> _Directions for this task_
Repeat each line of the material word for word.

-------- Input data

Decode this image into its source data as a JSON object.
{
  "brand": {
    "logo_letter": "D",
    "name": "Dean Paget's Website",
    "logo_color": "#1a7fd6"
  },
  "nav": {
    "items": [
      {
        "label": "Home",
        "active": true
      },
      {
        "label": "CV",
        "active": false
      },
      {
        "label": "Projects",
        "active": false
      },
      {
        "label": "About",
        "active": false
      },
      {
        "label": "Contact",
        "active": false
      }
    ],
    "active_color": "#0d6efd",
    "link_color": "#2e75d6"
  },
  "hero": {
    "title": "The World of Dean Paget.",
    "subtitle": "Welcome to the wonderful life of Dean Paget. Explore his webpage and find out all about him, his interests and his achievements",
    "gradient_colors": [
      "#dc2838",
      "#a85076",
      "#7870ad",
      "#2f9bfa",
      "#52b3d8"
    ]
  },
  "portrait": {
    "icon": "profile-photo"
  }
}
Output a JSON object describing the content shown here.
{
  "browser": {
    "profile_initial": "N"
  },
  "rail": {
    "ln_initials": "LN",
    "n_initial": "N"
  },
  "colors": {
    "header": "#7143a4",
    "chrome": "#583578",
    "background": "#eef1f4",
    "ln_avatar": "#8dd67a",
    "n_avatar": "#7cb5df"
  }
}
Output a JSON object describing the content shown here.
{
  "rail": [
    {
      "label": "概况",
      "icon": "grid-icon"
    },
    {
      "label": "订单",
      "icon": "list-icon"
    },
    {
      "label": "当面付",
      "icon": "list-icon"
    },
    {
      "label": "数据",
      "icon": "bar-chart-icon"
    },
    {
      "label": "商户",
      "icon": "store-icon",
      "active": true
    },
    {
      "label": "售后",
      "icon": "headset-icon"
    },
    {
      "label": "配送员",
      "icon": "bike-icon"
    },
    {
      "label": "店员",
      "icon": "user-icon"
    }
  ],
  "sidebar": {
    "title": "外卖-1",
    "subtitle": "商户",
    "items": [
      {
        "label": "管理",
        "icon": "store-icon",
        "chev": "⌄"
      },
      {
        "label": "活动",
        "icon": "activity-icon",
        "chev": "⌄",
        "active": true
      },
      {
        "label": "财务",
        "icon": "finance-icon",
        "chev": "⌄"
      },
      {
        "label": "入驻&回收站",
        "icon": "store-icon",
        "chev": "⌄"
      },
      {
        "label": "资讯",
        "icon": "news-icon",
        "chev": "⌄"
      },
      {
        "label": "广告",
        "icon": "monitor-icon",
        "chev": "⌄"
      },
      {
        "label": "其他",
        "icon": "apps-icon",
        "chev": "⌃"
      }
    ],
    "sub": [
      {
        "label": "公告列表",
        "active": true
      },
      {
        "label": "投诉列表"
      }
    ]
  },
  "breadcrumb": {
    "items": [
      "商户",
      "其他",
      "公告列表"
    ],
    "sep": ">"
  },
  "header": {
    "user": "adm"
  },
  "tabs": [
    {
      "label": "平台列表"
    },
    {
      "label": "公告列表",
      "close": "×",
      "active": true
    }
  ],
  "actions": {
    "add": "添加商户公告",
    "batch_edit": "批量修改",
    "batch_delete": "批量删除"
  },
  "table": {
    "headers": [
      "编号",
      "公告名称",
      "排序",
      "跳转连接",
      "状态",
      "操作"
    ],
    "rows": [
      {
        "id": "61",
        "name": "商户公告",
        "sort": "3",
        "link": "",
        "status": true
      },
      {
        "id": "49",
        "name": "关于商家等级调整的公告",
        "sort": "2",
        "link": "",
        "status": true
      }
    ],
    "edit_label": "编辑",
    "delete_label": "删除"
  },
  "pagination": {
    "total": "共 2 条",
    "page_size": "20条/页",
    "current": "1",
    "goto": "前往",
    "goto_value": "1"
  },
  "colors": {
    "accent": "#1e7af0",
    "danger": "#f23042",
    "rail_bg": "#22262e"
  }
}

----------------

> _Task answer_
Decode this image into its source data as a JSON object.
{
  "brand": {
    "logo_letter": "D",
    "name": "Dean Paget's Website",
    "logo_color": "#1a7fd6"
  },
  "nav": {
    "items": [
      {
        "label": "Home",
        "active": true
      },
      {
        "label": "CV",
        "active": false
      },
      {
        "label": "Projects",
        "active": false
      },
      {
        "label": "About",
        "active": false
      },
      {
        "label": "Contact",
        "active": false
      }
    ],
    "active_color": "#0d6efd",
    "link_color": "#2e75d6"
  },
  "hero": {
    "title": "The World of Dean Paget.",
    "subtitle": "Welcome to the wonderful life of Dean Paget. Explore his webpage and find out all about him, his interests and his achievements",
    "gradient_colors": [
      "#dc2838",
      "#a85076",
      "#7870ad",
      "#2f9bfa",
      "#52b3d8"
    ]
  },
  "portrait": {
    "icon": "profile-photo"
  }
}
Output a JSON object describing the content shown here.
{
  "browser": {
    "profile_initial": "N"
  },
  "rail": {
    "ln_initials": "LN",
    "n_initial": "N"
  },
  "colors": {
    "header": "#7143a4",
    "chrome": "#583578",
    "background": "#eef1f4",
    "ln_avatar": "#8dd67a",
    "n_avatar": "#7cb5df"
  }
}
Output a JSON object describing the content shown here.
{
  "rail": [
    {
      "label": "概况",
      "icon": "grid-icon"
    },
    {
      "label": "订单",
      "icon": "list-icon"
    },
    {
      "label": "当面付",
      "icon": "list-icon"
    },
    {
      "label": "数据",
      "icon": "bar-chart-icon"
    },
    {
      "label": "商户",
      "icon": "store-icon",
      "active": true
    },
    {
      "label": "售后",
      "icon": "headset-icon"
    },
    {
      "label": "配送员",
      "icon": "bike-icon"
    },
    {
      "label": "店员",
      "icon": "user-icon"
    }
  ],
  "sidebar": {
    "title": "外卖-1",
    "subtitle": "商户",
    "items": [
      {
        "label": "管理",
        "icon": "store-icon",
        "chev": "⌄"
      },
      {
        "label": "活动",
        "icon": "activity-icon",
        "chev": "⌄",
        "active": true
      },
      {
        "label": "财务",
        "icon": "finance-icon",
        "chev": "⌄"
      },
      {
        "label": "入驻&回收站",
        "icon": "store-icon",
        "chev": "⌄"
      },
      {
        "label": "资讯",
        "icon": "news-icon",
        "chev": "⌄"
      },
      {
        "label": "广告",
        "icon": "monitor-icon",
        "chev": "⌄"
      },
      {
        "label": "其他",
        "icon": "apps-icon",
        "chev": "⌃"
      }
    ],
    "sub": [
      {
        "label": "公告列表",
        "active": true
      },
      {
        "label": "投诉列表"
      }
    ]
  },
  "breadcrumb": {
    "items": [
      "商户",
      "其他",
      "公告列表"
    ],
    "sep": ">"
  },
  "header": {
    "user": "adm"
  },
  "tabs": [
    {
      "label": "平台列表"
    },
    {
      "label": "公告列表",
      "close": "×",
      "active": true
    }
  ],
  "actions": {
    "add": "添加商户公告",
    "batch_edit": "批量修改",
    "batch_delete": "批量删除"
  },
  "table": {
    "headers": [
      "编号",
      "公告名称",
      "排序",
      "跳转连接",
      "状态",
      "操作"
    ],
    "rows": [
      {
        "id": "61",
        "name": "商户公告",
        "sort": "3",
        "link": "",
        "status": true
      },
      {
        "id": "49",
        "name": "关于商家等级调整的公告",
        "sort": "2",
        "link": "",
        "status": true
      }
    ],
    "edit_label": "编辑",
    "delete_label": "删除"
  },
  "pagination": {
    "total": "共 2 条",
    "page_size": "20条/页",
    "current": "1",
    "goto": "前往",
    "goto_value": "1"
  },
  "colors": {
    "accent": "#1e7af0",
    "danger": "#f23042",
    "rail_bg": "#22262e"
  }
}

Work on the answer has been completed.